Hot off the press – I was honoured to pick up the award for “Innovation in the Micro-Data Centre” last night at the Lancaster Hotel in London. We entered this category last year, and although reaching the finals, our project wasn’t complete and therefore could not present a strong enough case – now it can…and has!
Recognition is a curious thing – I’ve spent a large part of this year going to conferences and speaking on this project, but while it is easy to dismiss awards as an industry giving itself a pat on the back, but there are two reasons why I think they matter:
1. The more awareness that an award generates, the more likely other organisations will realise just what is being achieved out in the industry and seek to emulate it. A lot of great work is being done but it rarely breaks cover until publicised. Green IT is strangely prevalent only in pockets of organisations and may even come about by accident (under the guise of “cost-savings”) rather than by design
2. Awards like this are not just handed out like tea and biscuits at a village fete; having a prestigious panel of industry experts review and assess your project means that what you can give back to the industry in terms of advice and help is given a stamp of approval. As a university, we believe it is vitally important to impart and disseminate knowledge and learning to where it’s needed most. This award at least shows we know what we’re talking about and can also turn knowledge into practical results.
Overall a great year for us, and while I plan for two power outages over the next three weeks, I would like to wish all readers of this blog a very Merry Christmas, Happy New Year or seasonal good cheer -wherever you happen to be!
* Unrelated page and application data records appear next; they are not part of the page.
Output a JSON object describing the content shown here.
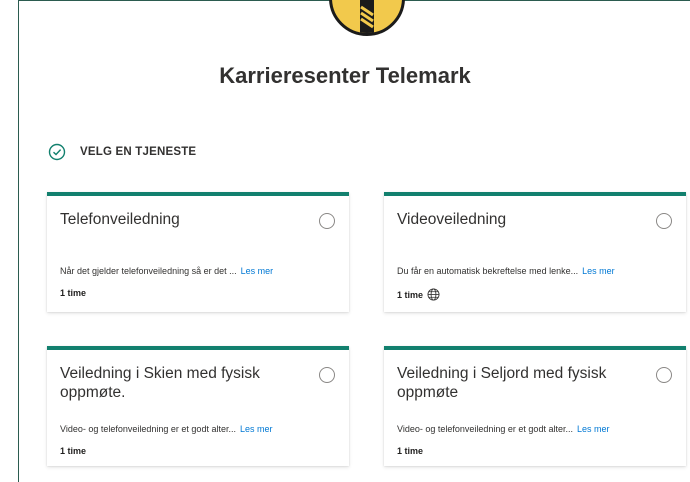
{
  "page": {
    "title": "Karrieresenter Telemark",
    "section_label": "VELG EN TJENESTE"
  },
  "services": [
    {
      "name": "Telefonveiledning",
      "description": "Når det gjelder telefonveiledning så er det ...",
      "more": "Les mer",
      "duration": "1 time"
    },
    {
      "name": "Videoveiledning",
      "description": "Du får en automatisk bekreftelse med lenke...",
      "more": "Les mer",
      "duration": "1 time"
    },
    {
      "name": "Veiledning i Skien med fysisk oppmøte.",
      "description": "Video- og telefonveiledning er et godt alter...",
      "more": "Les mer",
      "duration": "1 time"
    },
    {
      "name": "Veiledning i Seljord med fysisk oppmøte",
      "description": "Video- og telefonveiledning er et godt alter...",
      "more": "Les mer",
      "duration": "1 time"
    }
  ],
  "colors": {
    "accent": "#12806e",
    "link": "#0078d4",
    "logo": "#f2c94c"
  },
  "icons": {
    "section": "check-circle-icon",
    "online": "globe-icon"
  }
}
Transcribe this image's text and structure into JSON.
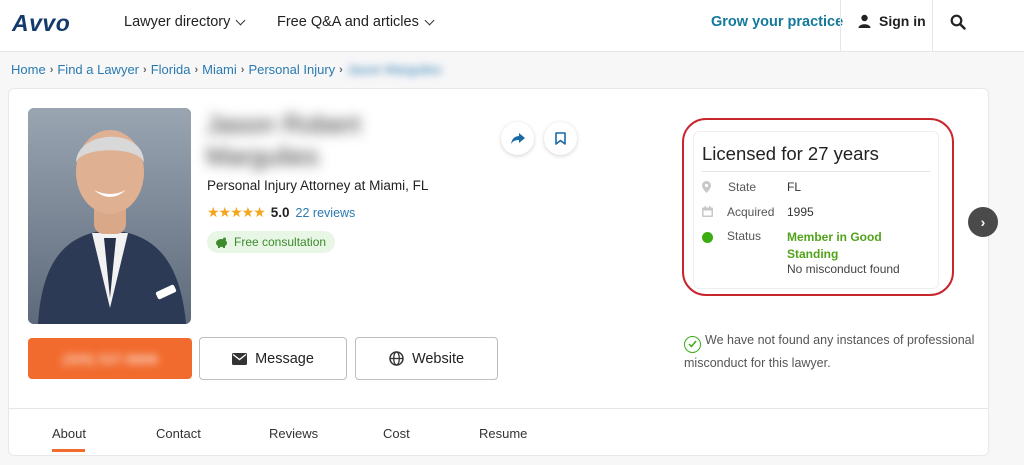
{
  "header": {
    "logo": "Avvo",
    "nav": [
      {
        "label": "Lawyer directory"
      },
      {
        "label": "Free Q&A and articles"
      }
    ],
    "grow": "Grow your practice",
    "sign_in": "Sign in",
    "icons": [
      "chevron-down-icon",
      "user-icon",
      "search-icon"
    ]
  },
  "breadcrumb": [
    "Home",
    "Find a Lawyer",
    "Florida",
    "Miami",
    "Personal Injury",
    "Jason Margulies"
  ],
  "profile": {
    "name": "Jason Robert Margulies",
    "title": "Personal Injury Attorney at Miami, FL",
    "stars": "★★★★★",
    "rating": "5.0",
    "reviews": "22 reviews",
    "free_consultation": "Free consultation",
    "phone": "(305) 537-8888",
    "message_label": "Message",
    "website_label": "Website"
  },
  "license": {
    "title": "Licensed for 27 years",
    "rows": [
      {
        "label": "State",
        "value": "FL",
        "icon": "location-pin-icon"
      },
      {
        "label": "Acquired",
        "value": "1995",
        "icon": "calendar-icon"
      },
      {
        "label": "Status",
        "value": "Member in Good Standing",
        "icon": "status-dot-icon"
      }
    ],
    "misconduct": "No misconduct found",
    "highlight_color": "#c9252c"
  },
  "notice": "We have not found any instances of professional misconduct for this lawyer.",
  "tabs": [
    "About",
    "Contact",
    "Reviews",
    "Cost",
    "Resume"
  ],
  "colors": {
    "brand": "#143a6b",
    "accent": "#f26b2e",
    "link": "#2a7ab0",
    "good": "#52a31b"
  }
}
Richard and I presented at the DataCenter Dynamics Public Sector Conference in Manchester on Monday 10 May. Attended by around 300 Public Sector professionals and supplier organisations, this conference was targeted specifically at addressing the issues around managing, refurbishing and building data centres and the impact of the “G” (Government) Cloud on Public Sector strategy.
We had a good attendance for our case study “Micro Data Centre Refurbishment – Overcoming Physical and Budgetary Constraints in a Legacy Mixed-Use Facility” and the feedback afterwards was excellent. More details on the conference can be found here: bit.ly/afDHUi
I also travelled to the University of Bremen last week, where I contributed to a joint exercise with Oxford University in exporting Green ICT to Germany. Howard Noble from Ox Uni spoke on the Desktop PC angle, including tackling the social-psychological obstacles to changing to a sustainable future. I presented Green ICT from the Data Centre perspective, including demonstrating a methodology for tackling the challenges of sustainability in a systemic way using my in-development Sustainable ICT Maturity Model.
Bremen University hope to use what they’ve learnt from our visit to build a Green ICT educational programme, incorporating those skills into academics, students, apprentices, technicians and engineers, with collaboration from the Mittelstand (SMEs). This may be rolled out across the region as a formalised pedagogy that would allow all Universities within Germany to offer these training programmes and set Germany on the path to a more sustainable future. It is important to note that currently Green ICT has no foothold in the educational sector over there.